When the outdoor temperature starts to rise, you know air conditioning season is just around the corner. At this time of year, most homeowners are focusing on operating their air conditioning systems as efficiently as possible and in a way that minimizes damage to the system. You don't have to completely overhaul your system to achieve these goals. Just follow these dos and don'ts.
Do: Change your air filter regularly.
You might think you're saving money by changing your air filter less frequently, but in the long run, you're not. When your air filter gets dirty, your blower has to work harder to push air through it, and this increases your energy expenditure. A dirty filter can also cause dust to build up inside your air conditioner, which will decrease its life expectancy. Experts recommend changing your filter once a month when you're using your system on a daily basis. Stock up on filters at the beginning of the summer so you have them on hand as you need them.
Do: Turn the ceiling fans on (but only when you're in the room).

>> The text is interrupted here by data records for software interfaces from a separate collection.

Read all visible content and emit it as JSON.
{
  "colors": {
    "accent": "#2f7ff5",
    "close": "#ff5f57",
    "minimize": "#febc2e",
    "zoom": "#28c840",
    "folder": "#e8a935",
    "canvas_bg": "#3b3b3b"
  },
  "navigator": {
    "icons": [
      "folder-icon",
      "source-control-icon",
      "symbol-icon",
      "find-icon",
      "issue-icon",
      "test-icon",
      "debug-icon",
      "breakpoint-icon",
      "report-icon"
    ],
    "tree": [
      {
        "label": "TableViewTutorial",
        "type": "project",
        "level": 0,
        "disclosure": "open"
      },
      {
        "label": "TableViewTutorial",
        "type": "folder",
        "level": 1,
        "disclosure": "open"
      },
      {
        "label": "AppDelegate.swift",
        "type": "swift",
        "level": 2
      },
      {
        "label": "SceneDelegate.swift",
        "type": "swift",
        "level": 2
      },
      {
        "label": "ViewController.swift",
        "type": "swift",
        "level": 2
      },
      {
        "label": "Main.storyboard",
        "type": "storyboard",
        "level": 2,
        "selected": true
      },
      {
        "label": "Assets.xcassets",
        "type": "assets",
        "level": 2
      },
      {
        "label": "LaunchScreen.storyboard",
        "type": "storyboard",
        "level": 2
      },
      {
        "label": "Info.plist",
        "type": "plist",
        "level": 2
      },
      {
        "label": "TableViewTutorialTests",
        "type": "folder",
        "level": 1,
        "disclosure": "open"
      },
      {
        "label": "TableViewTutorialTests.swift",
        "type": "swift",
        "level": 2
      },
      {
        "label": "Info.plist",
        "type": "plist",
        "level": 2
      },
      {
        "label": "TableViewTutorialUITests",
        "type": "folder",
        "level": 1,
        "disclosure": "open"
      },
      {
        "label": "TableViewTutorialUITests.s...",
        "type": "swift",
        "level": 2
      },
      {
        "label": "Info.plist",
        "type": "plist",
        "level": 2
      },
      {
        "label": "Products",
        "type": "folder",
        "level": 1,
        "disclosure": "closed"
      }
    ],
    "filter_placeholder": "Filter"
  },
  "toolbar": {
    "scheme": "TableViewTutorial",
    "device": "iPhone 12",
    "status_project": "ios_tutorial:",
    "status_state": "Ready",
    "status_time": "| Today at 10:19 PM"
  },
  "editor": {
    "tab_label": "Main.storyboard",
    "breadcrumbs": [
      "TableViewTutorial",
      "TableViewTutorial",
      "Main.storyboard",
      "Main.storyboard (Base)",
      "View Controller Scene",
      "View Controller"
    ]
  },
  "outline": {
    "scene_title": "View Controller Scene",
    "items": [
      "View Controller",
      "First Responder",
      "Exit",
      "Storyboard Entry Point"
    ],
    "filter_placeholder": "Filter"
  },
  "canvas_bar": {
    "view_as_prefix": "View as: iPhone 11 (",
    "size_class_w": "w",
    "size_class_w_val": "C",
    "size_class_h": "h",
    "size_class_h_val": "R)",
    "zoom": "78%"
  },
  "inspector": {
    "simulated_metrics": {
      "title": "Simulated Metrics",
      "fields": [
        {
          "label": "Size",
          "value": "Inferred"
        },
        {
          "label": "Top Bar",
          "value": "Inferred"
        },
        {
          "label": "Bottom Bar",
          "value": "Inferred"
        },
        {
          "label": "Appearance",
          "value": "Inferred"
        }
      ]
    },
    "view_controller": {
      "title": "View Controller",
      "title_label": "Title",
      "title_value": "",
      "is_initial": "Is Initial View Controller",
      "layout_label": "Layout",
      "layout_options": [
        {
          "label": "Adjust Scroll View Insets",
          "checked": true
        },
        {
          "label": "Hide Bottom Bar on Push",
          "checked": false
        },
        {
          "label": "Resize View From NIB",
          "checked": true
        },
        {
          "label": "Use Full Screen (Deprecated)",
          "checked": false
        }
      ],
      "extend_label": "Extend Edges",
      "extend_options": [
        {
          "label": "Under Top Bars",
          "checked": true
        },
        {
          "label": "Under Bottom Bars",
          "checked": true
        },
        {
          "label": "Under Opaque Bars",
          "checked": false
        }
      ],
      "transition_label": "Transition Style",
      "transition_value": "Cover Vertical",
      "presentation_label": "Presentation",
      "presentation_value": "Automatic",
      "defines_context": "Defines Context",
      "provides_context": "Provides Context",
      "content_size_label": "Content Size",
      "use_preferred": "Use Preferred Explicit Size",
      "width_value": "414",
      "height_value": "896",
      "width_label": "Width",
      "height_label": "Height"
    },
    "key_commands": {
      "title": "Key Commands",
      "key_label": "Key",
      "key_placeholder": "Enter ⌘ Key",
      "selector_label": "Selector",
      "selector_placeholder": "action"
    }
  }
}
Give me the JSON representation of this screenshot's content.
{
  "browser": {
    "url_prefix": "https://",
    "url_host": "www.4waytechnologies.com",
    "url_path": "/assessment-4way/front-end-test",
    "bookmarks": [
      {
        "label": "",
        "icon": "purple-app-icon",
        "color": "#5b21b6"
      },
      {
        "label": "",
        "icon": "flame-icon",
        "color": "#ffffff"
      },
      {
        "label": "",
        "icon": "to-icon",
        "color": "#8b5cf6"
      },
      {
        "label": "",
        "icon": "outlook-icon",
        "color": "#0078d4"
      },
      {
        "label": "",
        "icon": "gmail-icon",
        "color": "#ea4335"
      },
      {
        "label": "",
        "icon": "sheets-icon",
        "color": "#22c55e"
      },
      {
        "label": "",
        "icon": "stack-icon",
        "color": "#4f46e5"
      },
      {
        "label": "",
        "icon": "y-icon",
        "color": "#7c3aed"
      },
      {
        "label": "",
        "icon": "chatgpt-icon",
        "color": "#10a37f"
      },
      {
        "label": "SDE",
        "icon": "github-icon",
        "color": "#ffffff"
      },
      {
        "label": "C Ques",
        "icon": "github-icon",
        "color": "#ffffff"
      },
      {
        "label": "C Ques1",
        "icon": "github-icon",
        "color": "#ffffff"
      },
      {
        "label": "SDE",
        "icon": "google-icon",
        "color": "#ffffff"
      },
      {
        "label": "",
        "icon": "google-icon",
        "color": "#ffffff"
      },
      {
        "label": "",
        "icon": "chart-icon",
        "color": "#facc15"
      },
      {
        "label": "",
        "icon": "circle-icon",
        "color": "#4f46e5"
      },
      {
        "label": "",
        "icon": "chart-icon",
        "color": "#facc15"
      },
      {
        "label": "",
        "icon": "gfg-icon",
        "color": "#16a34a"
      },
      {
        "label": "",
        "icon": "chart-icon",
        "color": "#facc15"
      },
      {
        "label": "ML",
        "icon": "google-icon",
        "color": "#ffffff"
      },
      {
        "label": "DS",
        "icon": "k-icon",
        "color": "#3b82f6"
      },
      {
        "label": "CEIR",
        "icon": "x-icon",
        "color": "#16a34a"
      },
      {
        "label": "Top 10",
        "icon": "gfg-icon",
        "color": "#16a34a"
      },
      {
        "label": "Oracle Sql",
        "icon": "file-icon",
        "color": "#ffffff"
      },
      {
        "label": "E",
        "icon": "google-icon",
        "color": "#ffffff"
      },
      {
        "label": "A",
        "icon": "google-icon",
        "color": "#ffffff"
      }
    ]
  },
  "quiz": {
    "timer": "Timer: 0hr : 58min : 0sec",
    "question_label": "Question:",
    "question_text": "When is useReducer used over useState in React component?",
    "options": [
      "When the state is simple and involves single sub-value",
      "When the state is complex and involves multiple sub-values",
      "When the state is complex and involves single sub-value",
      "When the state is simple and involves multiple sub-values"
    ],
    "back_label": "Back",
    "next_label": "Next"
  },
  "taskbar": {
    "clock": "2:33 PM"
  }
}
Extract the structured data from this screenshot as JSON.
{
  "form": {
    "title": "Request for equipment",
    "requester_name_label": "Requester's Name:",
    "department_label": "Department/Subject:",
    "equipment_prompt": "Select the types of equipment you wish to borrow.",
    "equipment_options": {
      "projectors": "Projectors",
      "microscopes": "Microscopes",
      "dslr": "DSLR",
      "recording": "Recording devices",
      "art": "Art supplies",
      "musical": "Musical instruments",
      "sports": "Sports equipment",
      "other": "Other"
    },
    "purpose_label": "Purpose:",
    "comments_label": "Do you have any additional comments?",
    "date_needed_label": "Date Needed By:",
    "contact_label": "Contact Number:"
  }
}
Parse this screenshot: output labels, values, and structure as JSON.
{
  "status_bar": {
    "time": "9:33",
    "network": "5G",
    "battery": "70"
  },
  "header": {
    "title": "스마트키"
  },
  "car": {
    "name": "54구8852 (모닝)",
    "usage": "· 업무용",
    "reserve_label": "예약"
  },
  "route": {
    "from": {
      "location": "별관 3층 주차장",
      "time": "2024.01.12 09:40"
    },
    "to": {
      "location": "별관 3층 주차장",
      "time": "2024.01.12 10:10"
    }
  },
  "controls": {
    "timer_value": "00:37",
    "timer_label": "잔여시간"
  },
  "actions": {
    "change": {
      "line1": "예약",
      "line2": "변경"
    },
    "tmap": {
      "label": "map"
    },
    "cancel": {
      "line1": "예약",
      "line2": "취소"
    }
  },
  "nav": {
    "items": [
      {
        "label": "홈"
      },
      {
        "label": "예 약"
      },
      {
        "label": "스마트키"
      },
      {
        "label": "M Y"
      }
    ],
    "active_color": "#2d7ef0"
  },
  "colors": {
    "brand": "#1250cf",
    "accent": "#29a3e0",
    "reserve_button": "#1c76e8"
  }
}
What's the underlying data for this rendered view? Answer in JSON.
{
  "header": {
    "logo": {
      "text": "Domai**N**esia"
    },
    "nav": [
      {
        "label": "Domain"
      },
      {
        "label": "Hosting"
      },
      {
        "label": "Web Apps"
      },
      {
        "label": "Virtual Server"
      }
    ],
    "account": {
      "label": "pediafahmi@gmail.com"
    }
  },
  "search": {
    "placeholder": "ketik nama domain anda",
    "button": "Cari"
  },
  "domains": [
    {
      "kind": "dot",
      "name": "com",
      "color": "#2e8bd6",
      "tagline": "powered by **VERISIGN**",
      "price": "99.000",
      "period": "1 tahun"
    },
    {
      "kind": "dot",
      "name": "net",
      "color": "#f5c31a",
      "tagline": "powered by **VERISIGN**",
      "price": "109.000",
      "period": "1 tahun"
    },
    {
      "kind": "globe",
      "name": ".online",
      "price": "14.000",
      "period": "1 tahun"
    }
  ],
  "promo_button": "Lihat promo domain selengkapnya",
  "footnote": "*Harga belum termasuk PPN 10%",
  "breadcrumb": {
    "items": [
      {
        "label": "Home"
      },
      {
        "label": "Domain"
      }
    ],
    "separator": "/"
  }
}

Ceiling fans keep air moving across your skin, which makes you feel cooler when the thermostat is left at a slightly higher temperature. You can probably get away with leaving the temperature 2 - 3 degrees higher if you use your ceiling fans. Just remember to turn them off when you leave the room to save energy. They don't actually make the room any cooler -- they just make you feel cooler -- so there's no point in leaving them on when you're not there.
Do: Check your window seals.
Many people worry about sealing their windows in the winter, but forget all about this in the summer. The warm air from outside can sneak in through gaps between the window and the frame, forcing your air conditioner to work harder to keep the home cool. In the summer, you may want to open your windows sometimes, so you don't want to caulk them shut. However, you can hang drapes to act as an extra layer of insulation between your cool home interior and the warm outdoors. The drapes will also keep the hot sunshine from warming your home interior.
Don't: Open your windows at night when the humidity levels are high.
Air conditioners work, in part, by removing the humidity from the air. If you open your windows on a humid night (even if the air is cool), you will let that humidity inside, forcing your air conditioner to work harder to eliminate it. Get into the habit of checking the humidity level before opening your windows on a cool night. The ideal relative humidity for the indoor of a home is around 40% - 50%. If the outdoor humidity is higher than this, leave those windows shut.
Don't: Leave doors between the floors in your home open.
Hot air rises. If you leave doors between the levels in your home open, the upstairs of your home will end up rather warm, while the downstairs gets overly cool. Leave the doors shut, and your home's temperature will stay more even -- and you won't be tempted to keep turning down that thermostat to encourage the upstairs to cool off.
If there are no doors between the levels of your home, consider installing some simple, fold-open doors. These are readily available at home improvement stores and usually only require a few screws to install.
With the tips above, your air conditioning unit won't have to work as hard. As a result, your energy bills will be lower and your air conditioning unit won't prematurely fall into disrepair.